Prompt - All of the data should be copied exactly, with the pictures left out.

Stored data -
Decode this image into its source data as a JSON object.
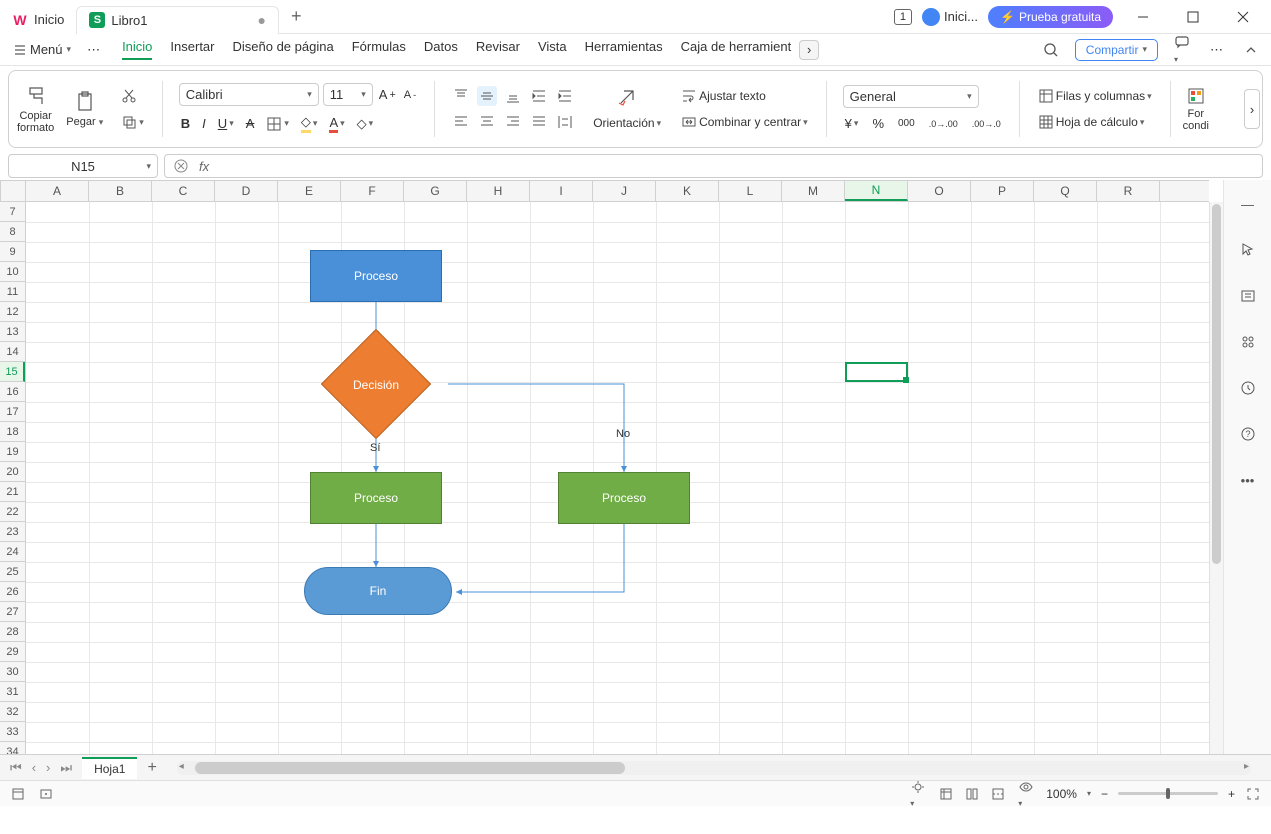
{
  "titlebar": {
    "home_tab": "Inicio",
    "doc_tab": "Libro1",
    "doc_icon": "S",
    "user_label": "Inici...",
    "trial_label": "Prueba gratuita",
    "window_count": "1"
  },
  "menubar": {
    "menu_btn": "Menú",
    "tabs": [
      "Inicio",
      "Insertar",
      "Diseño de página",
      "Fórmulas",
      "Datos",
      "Revisar",
      "Vista",
      "Herramientas",
      "Caja de herramient"
    ],
    "share_btn": "Compartir"
  },
  "ribbon": {
    "copy_format": "Copiar\nformato",
    "paste": "Pegar",
    "font_name": "Calibri",
    "font_size": "11",
    "wrap_text": "Ajustar texto",
    "merge": "Combinar y centrar",
    "orientation": "Orientación",
    "number_format": "General",
    "rows_cols": "Filas y columnas",
    "worksheet": "Hoja de cálculo",
    "cond_format": "For\ncondi"
  },
  "formula_bar": {
    "name_box": "N15"
  },
  "grid": {
    "columns": [
      "A",
      "B",
      "C",
      "D",
      "E",
      "F",
      "G",
      "H",
      "I",
      "J",
      "K",
      "L",
      "M",
      "N",
      "O",
      "P",
      "Q",
      "R"
    ],
    "active_col": "N",
    "row_start": 7,
    "row_end": 35,
    "active_row": 15,
    "sheet_name": "Hoja1"
  },
  "flowchart": {
    "proceso1": "Proceso",
    "decision": "Decisión",
    "si": "Sí",
    "no": "No",
    "proceso2": "Proceso",
    "proceso3": "Proceso",
    "fin": "Fin"
  },
  "status": {
    "zoom": "100%"
  }
}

Exercise output -
Decode this image into its source data as a JSON object.
{
  "titlebar": {
    "home_tab": "Inicio",
    "doc_tab": "Libro1",
    "doc_icon": "S",
    "user_label": "Inici...",
    "trial_label": "Prueba gratuita",
    "window_count": "1"
  },
  "menubar": {
    "menu_btn": "Menú",
    "tabs": [
      "Inicio",
      "Insertar",
      "Diseño de página",
      "Fórmulas",
      "Datos",
      "Revisar",
      "Vista",
      "Herramientas",
      "Caja de herramient"
    ],
    "share_btn": "Compartir"
  },
  "ribbon": {
    "copy_format": "Copiar\nformato",
    "paste": "Pegar",
    "font_name": "Calibri",
    "font_size": "11",
    "wrap_text": "Ajustar texto",
    "merge": "Combinar y centrar",
    "orientation": "Orientación",
    "number_format": "General",
    "rows_cols": "Filas y columnas",
    "worksheet": "Hoja de cálculo",
    "cond_format": "For\ncondi"
  },
  "formula_bar": {
    "name_box": "N15"
  },
  "grid": {
    "columns": [
      "A",
      "B",
      "C",
      "D",
      "E",
      "F",
      "G",
      "H",
      "I",
      "J",
      "K",
      "L",
      "M",
      "N",
      "O",
      "P",
      "Q",
      "R"
    ],
    "active_col": "N",
    "row_start": 7,
    "row_end": 35,
    "active_row": 15,
    "sheet_name": "Hoja1"
  },
  "flowchart": {
    "proceso1": "Proceso",
    "decision": "Decisión",
    "si": "Sí",
    "no": "No",
    "proceso2": "Proceso",
    "proceso3": "Proceso",
    "fin": "Fin"
  },
  "status": {
    "zoom": "100%"
  }
}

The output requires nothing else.